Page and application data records
Segment Open
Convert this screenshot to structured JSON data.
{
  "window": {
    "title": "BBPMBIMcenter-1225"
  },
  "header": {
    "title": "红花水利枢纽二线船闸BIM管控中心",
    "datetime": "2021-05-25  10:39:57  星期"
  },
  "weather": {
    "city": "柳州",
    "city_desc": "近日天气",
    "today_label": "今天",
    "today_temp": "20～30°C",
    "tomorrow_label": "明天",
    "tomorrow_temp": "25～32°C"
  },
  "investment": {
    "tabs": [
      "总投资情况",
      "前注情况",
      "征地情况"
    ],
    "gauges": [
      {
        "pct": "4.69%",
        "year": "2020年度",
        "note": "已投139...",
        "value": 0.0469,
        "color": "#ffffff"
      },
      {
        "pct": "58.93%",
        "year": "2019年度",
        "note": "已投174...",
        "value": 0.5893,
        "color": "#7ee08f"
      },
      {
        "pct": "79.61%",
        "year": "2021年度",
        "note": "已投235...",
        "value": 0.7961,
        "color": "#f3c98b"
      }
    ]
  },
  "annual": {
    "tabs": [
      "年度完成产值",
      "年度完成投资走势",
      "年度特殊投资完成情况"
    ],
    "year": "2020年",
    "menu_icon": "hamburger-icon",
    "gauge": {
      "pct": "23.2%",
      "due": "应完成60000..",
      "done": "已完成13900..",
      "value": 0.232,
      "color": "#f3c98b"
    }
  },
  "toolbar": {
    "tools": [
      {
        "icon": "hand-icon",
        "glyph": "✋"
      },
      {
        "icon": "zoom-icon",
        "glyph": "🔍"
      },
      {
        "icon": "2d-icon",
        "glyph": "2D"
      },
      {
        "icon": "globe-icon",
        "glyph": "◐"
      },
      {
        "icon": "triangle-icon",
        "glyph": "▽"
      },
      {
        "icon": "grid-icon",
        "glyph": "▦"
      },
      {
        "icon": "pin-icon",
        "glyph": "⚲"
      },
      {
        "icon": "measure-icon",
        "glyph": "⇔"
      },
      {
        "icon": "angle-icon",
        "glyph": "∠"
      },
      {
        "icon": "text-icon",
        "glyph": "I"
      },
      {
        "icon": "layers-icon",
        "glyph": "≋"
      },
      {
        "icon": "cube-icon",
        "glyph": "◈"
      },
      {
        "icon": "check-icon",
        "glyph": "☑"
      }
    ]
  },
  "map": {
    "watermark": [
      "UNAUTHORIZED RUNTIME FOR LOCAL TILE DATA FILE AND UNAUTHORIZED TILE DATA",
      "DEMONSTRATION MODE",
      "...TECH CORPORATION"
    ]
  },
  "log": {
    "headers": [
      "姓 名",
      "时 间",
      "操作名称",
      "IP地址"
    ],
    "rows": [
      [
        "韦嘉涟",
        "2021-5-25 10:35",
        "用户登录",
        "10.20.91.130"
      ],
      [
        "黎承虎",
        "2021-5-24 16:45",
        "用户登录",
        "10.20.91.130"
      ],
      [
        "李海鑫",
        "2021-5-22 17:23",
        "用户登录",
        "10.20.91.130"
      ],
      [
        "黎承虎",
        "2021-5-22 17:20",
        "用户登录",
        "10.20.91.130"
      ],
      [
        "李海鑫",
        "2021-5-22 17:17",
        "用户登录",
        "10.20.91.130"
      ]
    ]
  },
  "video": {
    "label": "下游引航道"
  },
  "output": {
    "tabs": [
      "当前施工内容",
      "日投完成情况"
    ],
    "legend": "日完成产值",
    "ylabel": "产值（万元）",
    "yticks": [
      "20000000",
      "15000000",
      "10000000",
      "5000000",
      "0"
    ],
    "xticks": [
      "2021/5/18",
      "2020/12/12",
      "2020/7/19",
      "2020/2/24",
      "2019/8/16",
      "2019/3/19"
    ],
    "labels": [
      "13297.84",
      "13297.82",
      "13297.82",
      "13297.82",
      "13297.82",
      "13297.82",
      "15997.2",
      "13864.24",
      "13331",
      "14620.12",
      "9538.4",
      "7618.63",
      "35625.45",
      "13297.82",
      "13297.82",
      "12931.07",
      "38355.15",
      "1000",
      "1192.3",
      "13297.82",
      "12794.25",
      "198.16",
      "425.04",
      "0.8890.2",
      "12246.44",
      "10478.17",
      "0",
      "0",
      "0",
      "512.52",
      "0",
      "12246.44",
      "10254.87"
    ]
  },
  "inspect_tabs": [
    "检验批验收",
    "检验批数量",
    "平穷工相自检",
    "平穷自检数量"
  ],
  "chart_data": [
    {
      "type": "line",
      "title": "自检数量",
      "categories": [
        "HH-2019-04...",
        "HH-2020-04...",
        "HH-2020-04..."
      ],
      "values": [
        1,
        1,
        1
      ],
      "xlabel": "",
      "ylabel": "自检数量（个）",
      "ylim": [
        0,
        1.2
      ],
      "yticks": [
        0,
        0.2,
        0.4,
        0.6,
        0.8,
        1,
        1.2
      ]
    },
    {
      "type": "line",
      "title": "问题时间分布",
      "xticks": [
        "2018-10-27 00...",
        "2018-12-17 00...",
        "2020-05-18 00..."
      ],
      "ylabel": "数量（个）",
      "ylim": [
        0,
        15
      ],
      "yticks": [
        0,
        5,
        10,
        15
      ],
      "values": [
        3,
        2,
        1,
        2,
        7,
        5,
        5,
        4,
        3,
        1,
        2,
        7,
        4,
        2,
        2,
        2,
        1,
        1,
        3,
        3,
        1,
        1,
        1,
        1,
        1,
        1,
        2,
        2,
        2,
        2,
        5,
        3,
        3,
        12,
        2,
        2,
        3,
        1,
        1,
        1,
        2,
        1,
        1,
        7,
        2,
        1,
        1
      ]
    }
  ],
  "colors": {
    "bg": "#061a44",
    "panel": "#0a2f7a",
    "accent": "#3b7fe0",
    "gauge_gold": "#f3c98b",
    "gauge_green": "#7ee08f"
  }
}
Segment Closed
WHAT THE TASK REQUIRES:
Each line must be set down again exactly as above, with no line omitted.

EXERCISE SOLUTION:
Convert this screenshot to structured JSON data.
{
  "window": {
    "title": "BBPMBIMcenter-1225"
  },
  "header": {
    "title": "红花水利枢纽二线船闸BIM管控中心",
    "datetime": "2021-05-25  10:39:57  星期"
  },
  "weather": {
    "city": "柳州",
    "city_desc": "近日天气",
    "today_label": "今天",
    "today_temp": "20～30°C",
    "tomorrow_label": "明天",
    "tomorrow_temp": "25～32°C"
  },
  "investment": {
    "tabs": [
      "总投资情况",
      "前注情况",
      "征地情况"
    ],
    "gauges": [
      {
        "pct": "4.69%",
        "year": "2020年度",
        "note": "已投139...",
        "value": 0.0469,
        "color": "#ffffff"
      },
      {
        "pct": "58.93%",
        "year": "2019年度",
        "note": "已投174...",
        "value": 0.5893,
        "color": "#7ee08f"
      },
      {
        "pct": "79.61%",
        "year": "2021年度",
        "note": "已投235...",
        "value": 0.7961,
        "color": "#f3c98b"
      }
    ]
  },
  "annual": {
    "tabs": [
      "年度完成产值",
      "年度完成投资走势",
      "年度特殊投资完成情况"
    ],
    "year": "2020年",
    "menu_icon": "hamburger-icon",
    "gauge": {
      "pct": "23.2%",
      "due": "应完成60000..",
      "done": "已完成13900..",
      "value": 0.232,
      "color": "#f3c98b"
    }
  },
  "toolbar": {
    "tools": [
      {
        "icon": "hand-icon",
        "glyph": "✋"
      },
      {
        "icon": "zoom-icon",
        "glyph": "🔍"
      },
      {
        "icon": "2d-icon",
        "glyph": "2D"
      },
      {
        "icon": "globe-icon",
        "glyph": "◐"
      },
      {
        "icon": "triangle-icon",
        "glyph": "▽"
      },
      {
        "icon": "grid-icon",
        "glyph": "▦"
      },
      {
        "icon": "pin-icon",
        "glyph": "⚲"
      },
      {
        "icon": "measure-icon",
        "glyph": "⇔"
      },
      {
        "icon": "angle-icon",
        "glyph": "∠"
      },
      {
        "icon": "text-icon",
        "glyph": "I"
      },
      {
        "icon": "layers-icon",
        "glyph": "≋"
      },
      {
        "icon": "cube-icon",
        "glyph": "◈"
      },
      {
        "icon": "check-icon",
        "glyph": "☑"
      }
    ]
  },
  "map": {
    "watermark": [
      "UNAUTHORIZED RUNTIME FOR LOCAL TILE DATA FILE AND UNAUTHORIZED TILE DATA",
      "DEMONSTRATION MODE",
      "...TECH CORPORATION"
    ]
  },
  "log": {
    "headers": [
      "姓 名",
      "时 间",
      "操作名称",
      "IP地址"
    ],
    "rows": [
      [
        "韦嘉涟",
        "2021-5-25 10:35",
        "用户登录",
        "10.20.91.130"
      ],
      [
        "黎承虎",
        "2021-5-24 16:45",
        "用户登录",
        "10.20.91.130"
      ],
      [
        "李海鑫",
        "2021-5-22 17:23",
        "用户登录",
        "10.20.91.130"
      ],
      [
        "黎承虎",
        "2021-5-22 17:20",
        "用户登录",
        "10.20.91.130"
      ],
      [
        "李海鑫",
        "2021-5-22 17:17",
        "用户登录",
        "10.20.91.130"
      ]
    ]
  },
  "video": {
    "label": "下游引航道"
  },
  "output": {
    "tabs": [
      "当前施工内容",
      "日投完成情况"
    ],
    "legend": "日完成产值",
    "ylabel": "产值（万元）",
    "yticks": [
      "20000000",
      "15000000",
      "10000000",
      "5000000",
      "0"
    ],
    "xticks": [
      "2021/5/18",
      "2020/12/12",
      "2020/7/19",
      "2020/2/24",
      "2019/8/16",
      "2019/3/19"
    ],
    "labels": [
      "13297.84",
      "13297.82",
      "13297.82",
      "13297.82",
      "13297.82",
      "13297.82",
      "15997.2",
      "13864.24",
      "13331",
      "14620.12",
      "9538.4",
      "7618.63",
      "35625.45",
      "13297.82",
      "13297.82",
      "12931.07",
      "38355.15",
      "1000",
      "1192.3",
      "13297.82",
      "12794.25",
      "198.16",
      "425.04",
      "0.8890.2",
      "12246.44",
      "10478.17",
      "0",
      "0",
      "0",
      "512.52",
      "0",
      "12246.44",
      "10254.87"
    ]
  },
  "inspect_tabs": [
    "检验批验收",
    "检验批数量",
    "平穷工相自检",
    "平穷自检数量"
  ],
  "chart_data": [
    {
      "type": "line",
      "title": "自检数量",
      "categories": [
        "HH-2019-04...",
        "HH-2020-04...",
        "HH-2020-04..."
      ],
      "values": [
        1,
        1,
        1
      ],
      "xlabel": "",
      "ylabel": "自检数量（个）",
      "ylim": [
        0,
        1.2
      ],
      "yticks": [
        0,
        0.2,
        0.4,
        0.6,
        0.8,
        1,
        1.2
      ]
    },
    {
      "type": "line",
      "title": "问题时间分布",
      "xticks": [
        "2018-10-27 00...",
        "2018-12-17 00...",
        "2020-05-18 00..."
      ],
      "ylabel": "数量（个）",
      "ylim": [
        0,
        15
      ],
      "yticks": [
        0,
        5,
        10,
        15
      ],
      "values": [
        3,
        2,
        1,
        2,
        7,
        5,
        5,
        4,
        3,
        1,
        2,
        7,
        4,
        2,
        2,
        2,
        1,
        1,
        3,
        3,
        1,
        1,
        1,
        1,
        1,
        1,
        2,
        2,
        2,
        2,
        5,
        3,
        3,
        12,
        2,
        2,
        3,
        1,
        1,
        1,
        2,
        1,
        1,
        7,
        2,
        1,
        1
      ]
    }
  ],
  "colors": {
    "bg": "#061a44",
    "panel": "#0a2f7a",
    "accent": "#3b7fe0",
    "gauge_gold": "#f3c98b",
    "gauge_green": "#7ee08f"
  }
}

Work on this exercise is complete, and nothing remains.